**REQUIREMENT**
Give the number of lines in the material below that contain the word "Paneel", and nothing else.

--- DATA FOR THE TASK Enclosed Below ---

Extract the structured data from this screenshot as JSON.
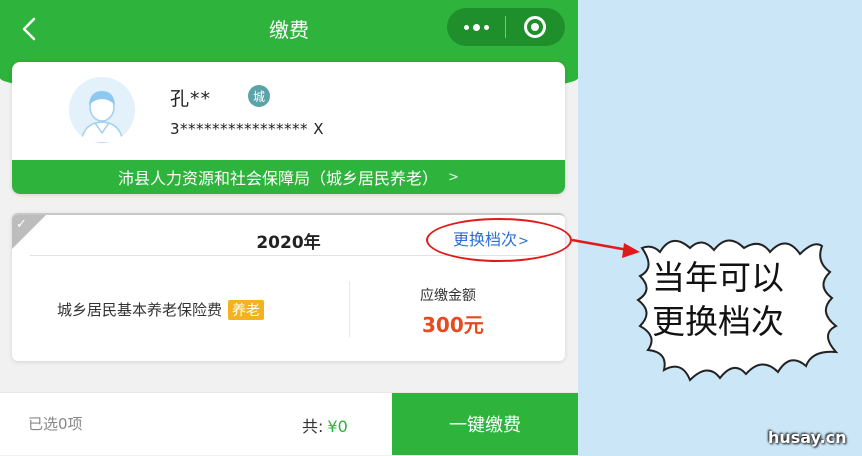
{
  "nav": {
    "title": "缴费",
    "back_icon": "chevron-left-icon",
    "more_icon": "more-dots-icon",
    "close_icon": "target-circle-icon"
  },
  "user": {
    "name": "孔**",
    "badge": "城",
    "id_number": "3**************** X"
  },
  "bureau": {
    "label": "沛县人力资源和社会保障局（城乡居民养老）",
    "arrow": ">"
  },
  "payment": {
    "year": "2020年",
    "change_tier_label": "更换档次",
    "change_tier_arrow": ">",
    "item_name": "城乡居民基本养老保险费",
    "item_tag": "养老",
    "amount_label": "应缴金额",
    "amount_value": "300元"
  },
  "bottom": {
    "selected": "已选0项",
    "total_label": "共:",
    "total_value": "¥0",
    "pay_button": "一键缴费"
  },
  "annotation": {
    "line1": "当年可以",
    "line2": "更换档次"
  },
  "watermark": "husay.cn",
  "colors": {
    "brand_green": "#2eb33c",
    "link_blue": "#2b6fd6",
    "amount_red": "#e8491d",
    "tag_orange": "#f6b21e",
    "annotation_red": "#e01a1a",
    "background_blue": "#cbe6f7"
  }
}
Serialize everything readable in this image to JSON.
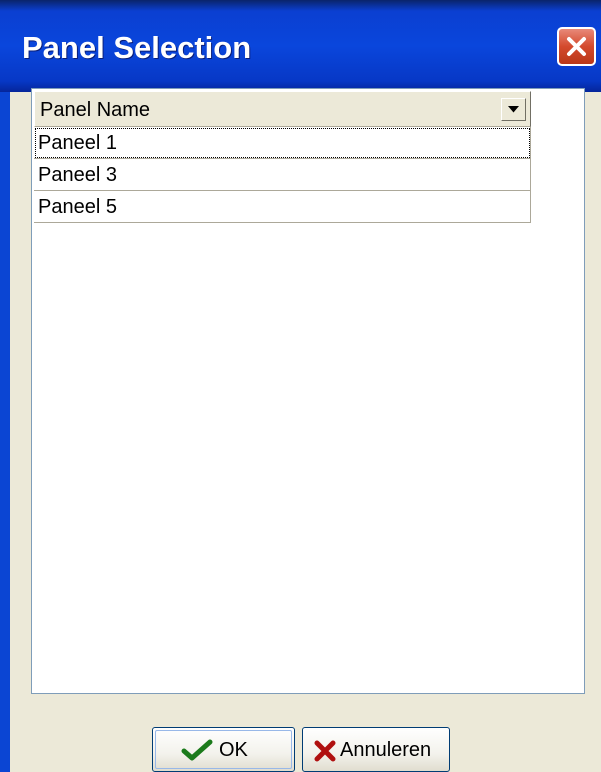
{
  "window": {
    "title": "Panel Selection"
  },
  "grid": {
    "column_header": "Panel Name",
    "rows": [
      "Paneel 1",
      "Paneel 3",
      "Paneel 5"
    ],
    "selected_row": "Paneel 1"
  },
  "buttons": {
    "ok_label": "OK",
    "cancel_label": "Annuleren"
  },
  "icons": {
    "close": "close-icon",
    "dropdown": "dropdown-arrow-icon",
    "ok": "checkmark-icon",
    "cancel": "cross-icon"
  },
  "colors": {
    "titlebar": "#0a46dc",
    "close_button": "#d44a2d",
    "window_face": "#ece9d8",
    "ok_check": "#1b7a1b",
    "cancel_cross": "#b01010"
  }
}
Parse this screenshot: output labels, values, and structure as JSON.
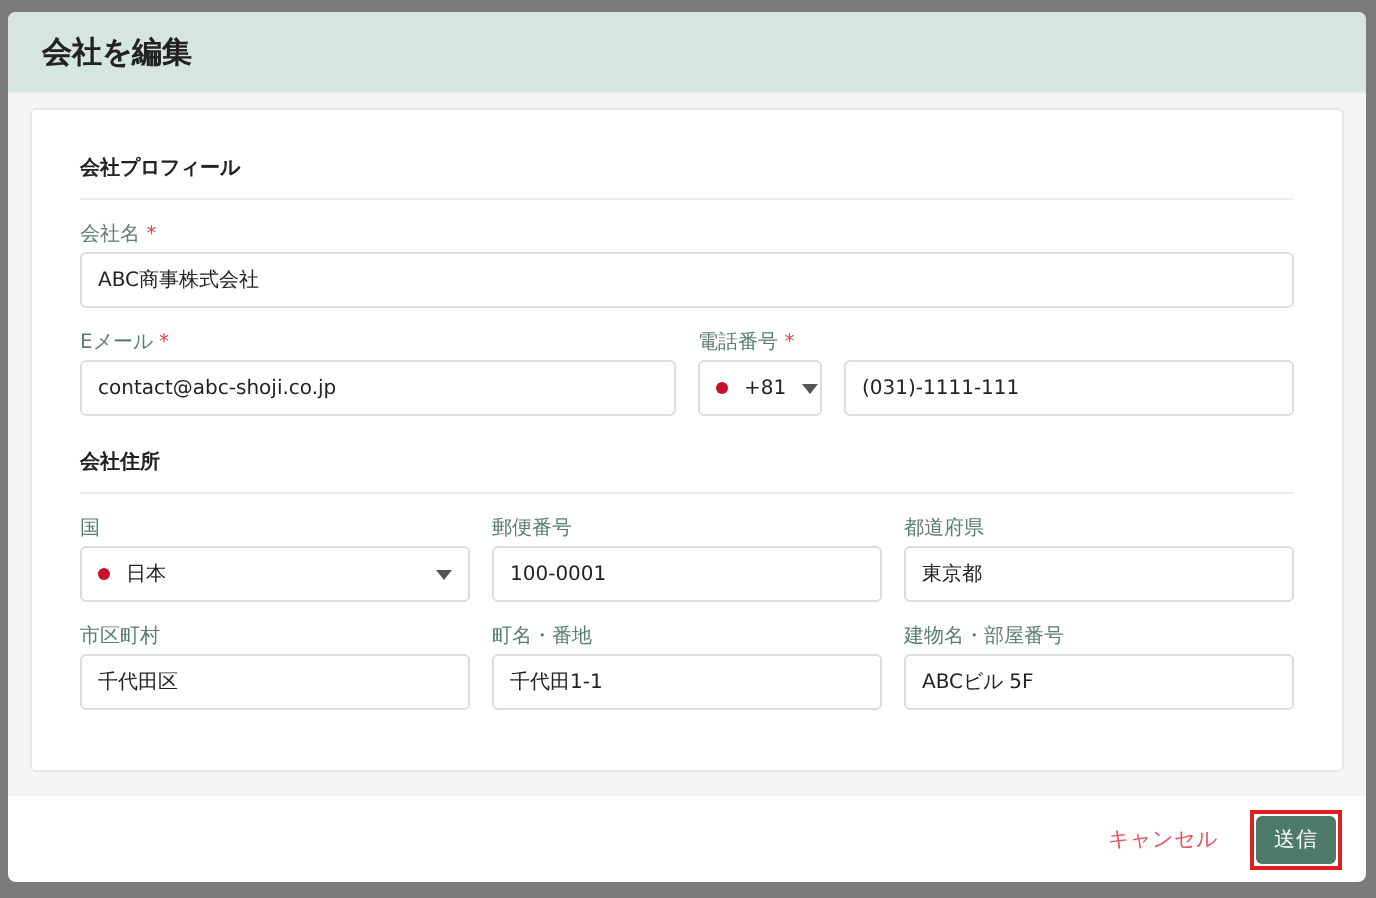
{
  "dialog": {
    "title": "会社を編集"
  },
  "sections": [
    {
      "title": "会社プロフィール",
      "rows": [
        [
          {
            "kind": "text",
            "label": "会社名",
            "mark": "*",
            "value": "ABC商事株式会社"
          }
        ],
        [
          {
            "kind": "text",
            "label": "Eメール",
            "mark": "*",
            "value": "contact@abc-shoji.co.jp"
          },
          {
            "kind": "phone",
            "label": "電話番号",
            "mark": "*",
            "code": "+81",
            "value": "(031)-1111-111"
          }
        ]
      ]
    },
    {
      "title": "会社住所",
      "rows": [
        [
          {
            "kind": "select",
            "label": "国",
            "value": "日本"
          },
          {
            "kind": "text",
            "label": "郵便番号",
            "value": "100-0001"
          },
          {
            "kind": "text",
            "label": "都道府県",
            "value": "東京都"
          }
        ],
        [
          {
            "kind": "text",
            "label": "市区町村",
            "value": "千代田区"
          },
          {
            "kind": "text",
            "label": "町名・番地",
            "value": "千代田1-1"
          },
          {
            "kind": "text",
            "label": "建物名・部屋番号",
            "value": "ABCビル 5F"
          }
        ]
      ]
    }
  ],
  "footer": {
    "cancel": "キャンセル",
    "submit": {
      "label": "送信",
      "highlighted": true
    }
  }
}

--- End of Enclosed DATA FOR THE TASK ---
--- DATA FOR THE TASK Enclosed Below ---

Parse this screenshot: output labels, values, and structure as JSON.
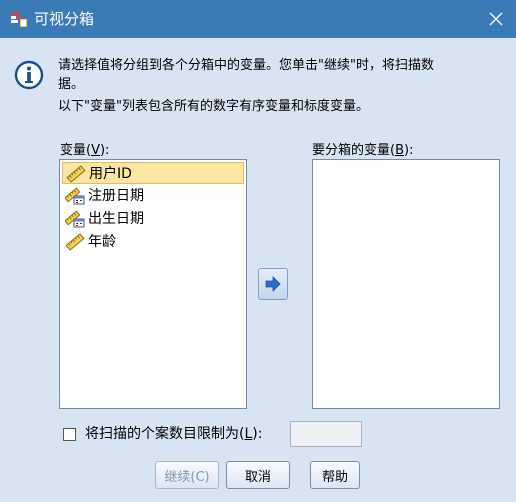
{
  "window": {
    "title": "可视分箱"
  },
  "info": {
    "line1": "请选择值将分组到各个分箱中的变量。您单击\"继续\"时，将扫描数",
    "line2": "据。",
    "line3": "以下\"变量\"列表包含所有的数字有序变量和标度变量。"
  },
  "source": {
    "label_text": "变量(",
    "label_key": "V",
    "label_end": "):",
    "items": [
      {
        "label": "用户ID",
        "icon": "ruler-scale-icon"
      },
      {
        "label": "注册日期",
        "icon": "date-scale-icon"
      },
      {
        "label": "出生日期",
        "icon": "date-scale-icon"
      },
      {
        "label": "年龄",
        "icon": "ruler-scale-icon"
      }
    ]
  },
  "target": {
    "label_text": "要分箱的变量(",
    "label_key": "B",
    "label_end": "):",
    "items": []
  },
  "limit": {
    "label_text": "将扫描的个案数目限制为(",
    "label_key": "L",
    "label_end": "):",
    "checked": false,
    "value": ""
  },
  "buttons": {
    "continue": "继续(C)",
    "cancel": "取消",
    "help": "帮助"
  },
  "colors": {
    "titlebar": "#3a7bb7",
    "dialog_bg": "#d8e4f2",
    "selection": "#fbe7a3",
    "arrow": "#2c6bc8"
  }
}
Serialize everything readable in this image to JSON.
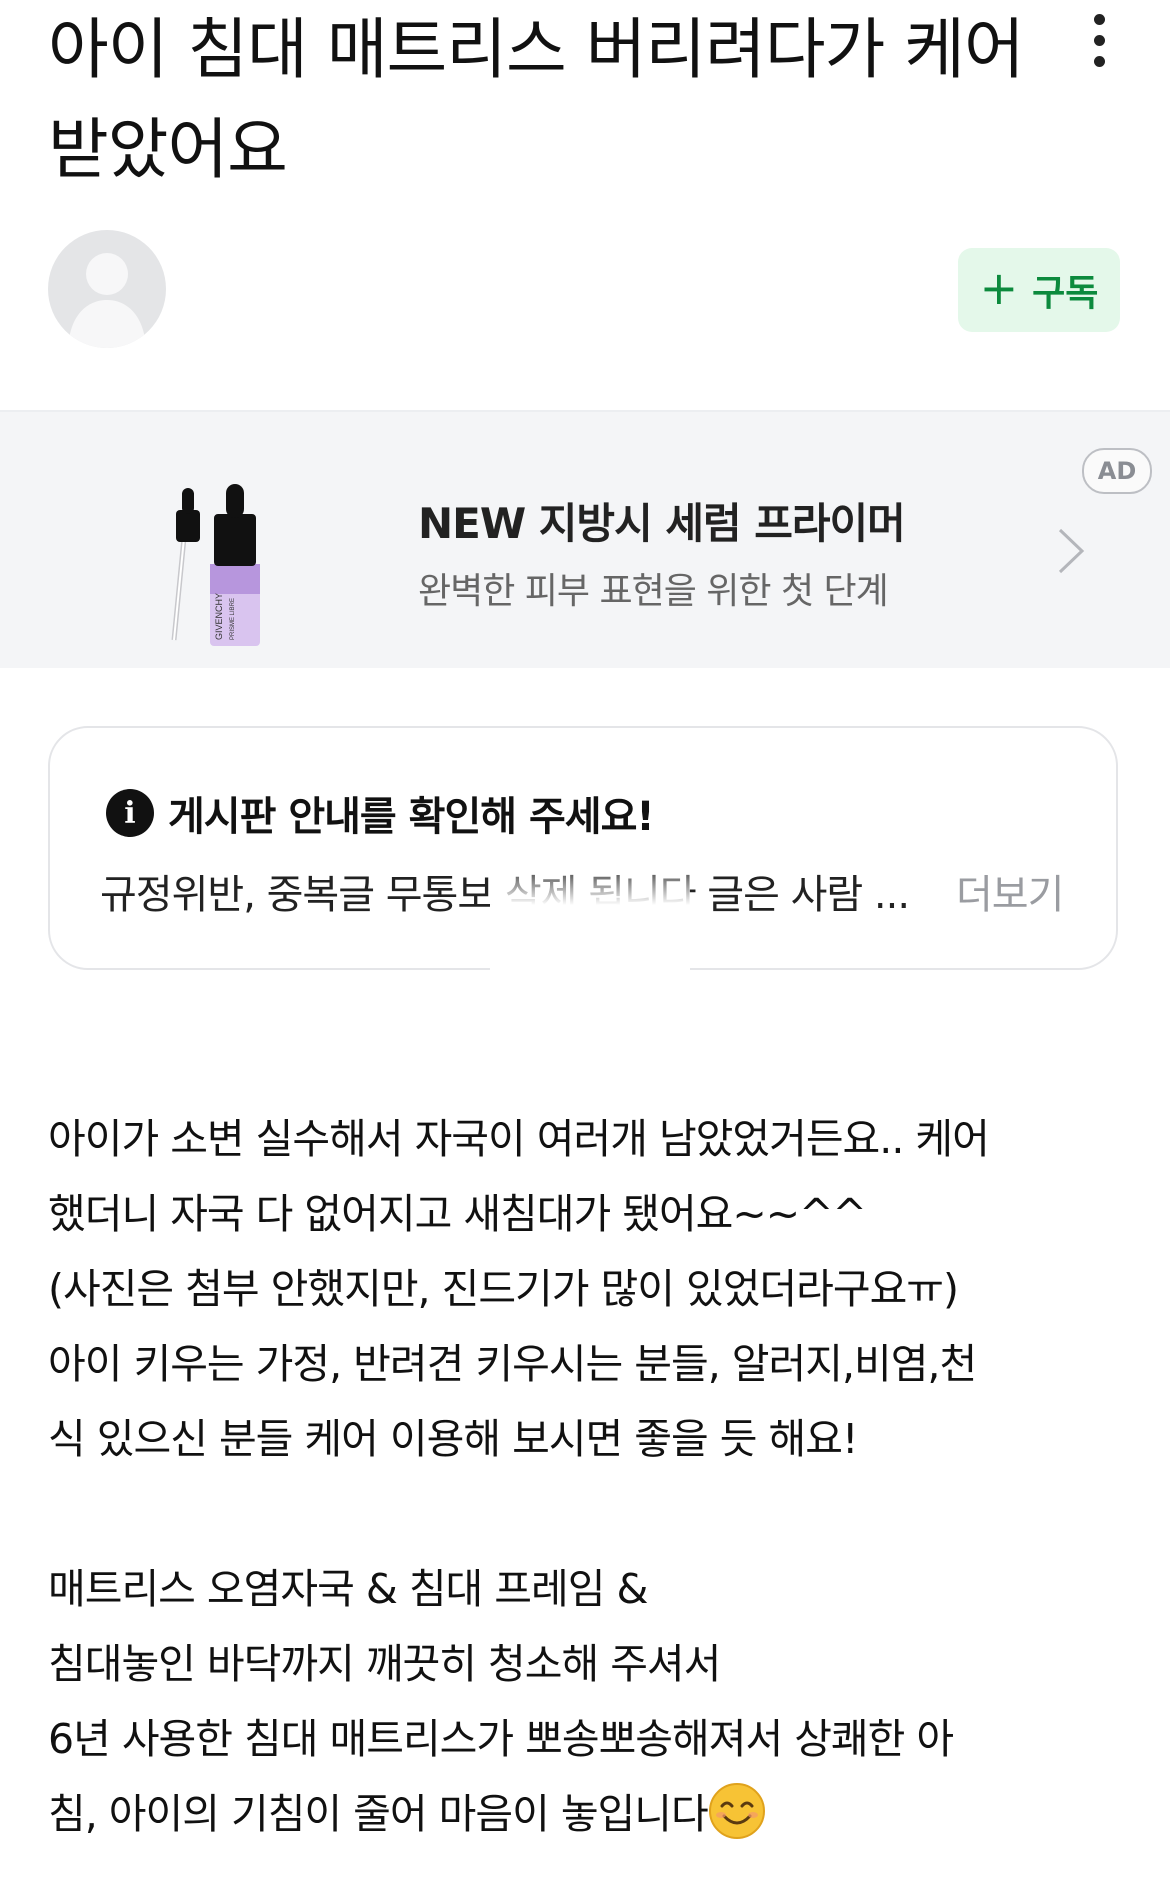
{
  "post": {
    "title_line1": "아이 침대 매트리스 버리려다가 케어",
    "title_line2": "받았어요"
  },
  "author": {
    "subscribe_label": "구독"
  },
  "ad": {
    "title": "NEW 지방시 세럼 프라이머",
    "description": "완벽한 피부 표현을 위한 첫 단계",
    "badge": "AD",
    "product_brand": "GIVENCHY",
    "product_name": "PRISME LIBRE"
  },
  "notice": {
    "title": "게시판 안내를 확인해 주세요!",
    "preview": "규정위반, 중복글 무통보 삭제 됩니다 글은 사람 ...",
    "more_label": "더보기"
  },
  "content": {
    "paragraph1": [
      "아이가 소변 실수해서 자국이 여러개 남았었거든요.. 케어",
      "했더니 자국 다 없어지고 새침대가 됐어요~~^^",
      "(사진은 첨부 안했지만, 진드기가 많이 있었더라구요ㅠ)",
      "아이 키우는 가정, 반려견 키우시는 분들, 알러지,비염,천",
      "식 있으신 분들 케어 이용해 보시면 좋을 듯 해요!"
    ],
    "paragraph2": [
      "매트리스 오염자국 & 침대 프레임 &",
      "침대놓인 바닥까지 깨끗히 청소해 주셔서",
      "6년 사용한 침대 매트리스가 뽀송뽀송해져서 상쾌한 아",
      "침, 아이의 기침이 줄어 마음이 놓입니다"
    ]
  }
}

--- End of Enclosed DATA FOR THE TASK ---

**WRITTEN ANSWER**
4